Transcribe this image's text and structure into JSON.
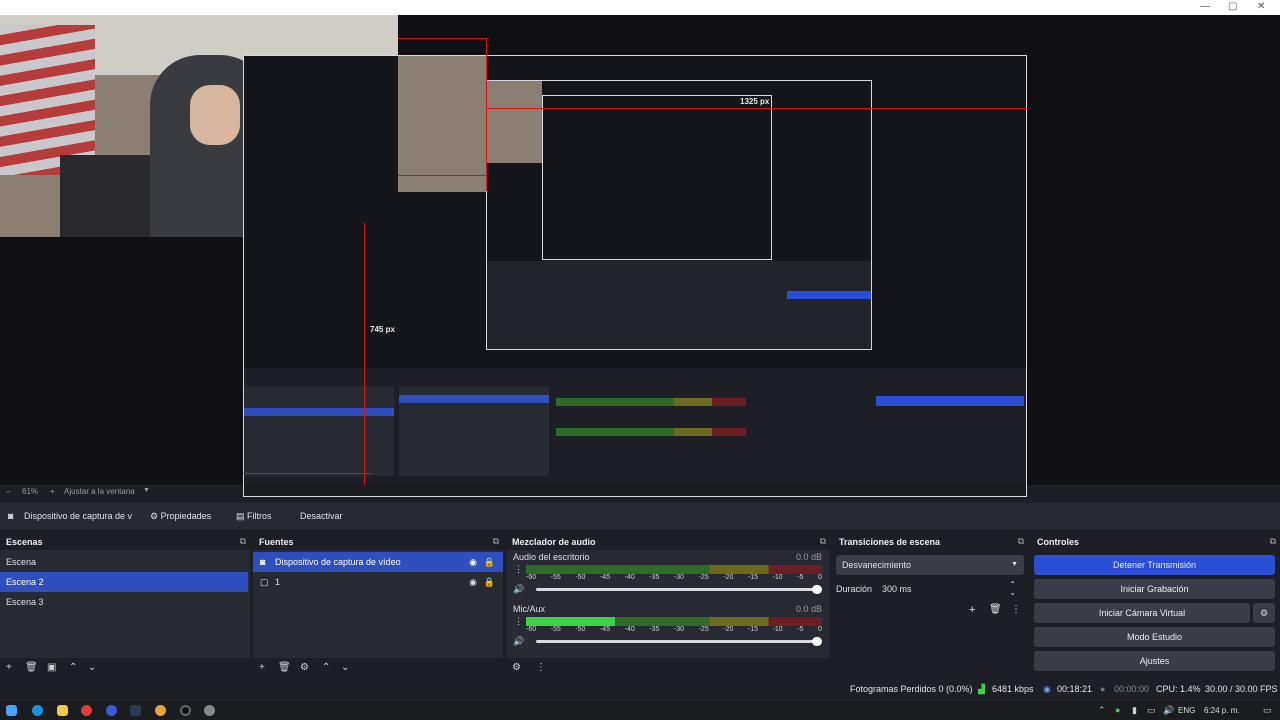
{
  "window": {
    "min": "—",
    "max": "▢",
    "close": "✕"
  },
  "preview": {
    "inner_width_label": "1325 px",
    "inner_height_label": "745 px",
    "inner_zoom": "61%",
    "inner_fit": "Ajustar a la ventana"
  },
  "zoom": {
    "value": "61%",
    "plus": "+",
    "fit_label": "Ajustar a la ventana"
  },
  "source_bar": {
    "selected_source": "Dispositivo de captura de v",
    "properties": "Propiedades",
    "filters": "Filtros",
    "deactivate": "Desactivar"
  },
  "scenes": {
    "title": "Escenas",
    "items": [
      "Escena",
      "Escena 2",
      "Escena 3"
    ],
    "selected": 1
  },
  "sources": {
    "title": "Fuentes",
    "items": [
      "Dispositivo de captura de vídeo",
      "1"
    ]
  },
  "mixer": {
    "title": "Mezclador de audio",
    "channels": [
      {
        "name": "Audio del escritorio",
        "db": "0.0 dB",
        "level": 0.0
      },
      {
        "name": "Mic/Aux",
        "db": "0.0 dB",
        "level": 0.3
      }
    ],
    "ticks": [
      "-60",
      "-55",
      "-50",
      "-45",
      "-40",
      "-35",
      "-30",
      "-25",
      "-20",
      "-15",
      "-10",
      "-5",
      "0"
    ]
  },
  "transitions": {
    "title": "Transiciones de escena",
    "selected": "Desvanecimiento",
    "duration_label": "Duración",
    "duration_value": "300 ms"
  },
  "controls": {
    "title": "Controles",
    "stop_stream": "Detener Transmisión",
    "start_recording": "Iniciar Grabación",
    "virtual_cam": "Iniciar Cámara Virtual",
    "studio_mode": "Modo Estudio",
    "settings": "Ajustes"
  },
  "status": {
    "dropped": "Fotogramas Perdidos 0 (0.0%)",
    "bitrate": "6481 kbps",
    "stream_time": "00:18:21",
    "rec_time": "00:00:00",
    "cpu": "CPU: 1.4%",
    "fps": "30.00 / 30.00 FPS"
  },
  "taskbar": {
    "lang": "ENG",
    "time": "6:24 p. m."
  },
  "colors": {
    "accent": "#2b4ed6",
    "selection": "#2e4fbd",
    "red_guide": "#e01010"
  }
}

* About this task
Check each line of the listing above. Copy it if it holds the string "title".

* Your solution
    "title": "Escenas",
    "title": "Fuentes",
    "title": "Mezclador de audio",
    "title": "Transiciones de escena",
    "title": "Controles",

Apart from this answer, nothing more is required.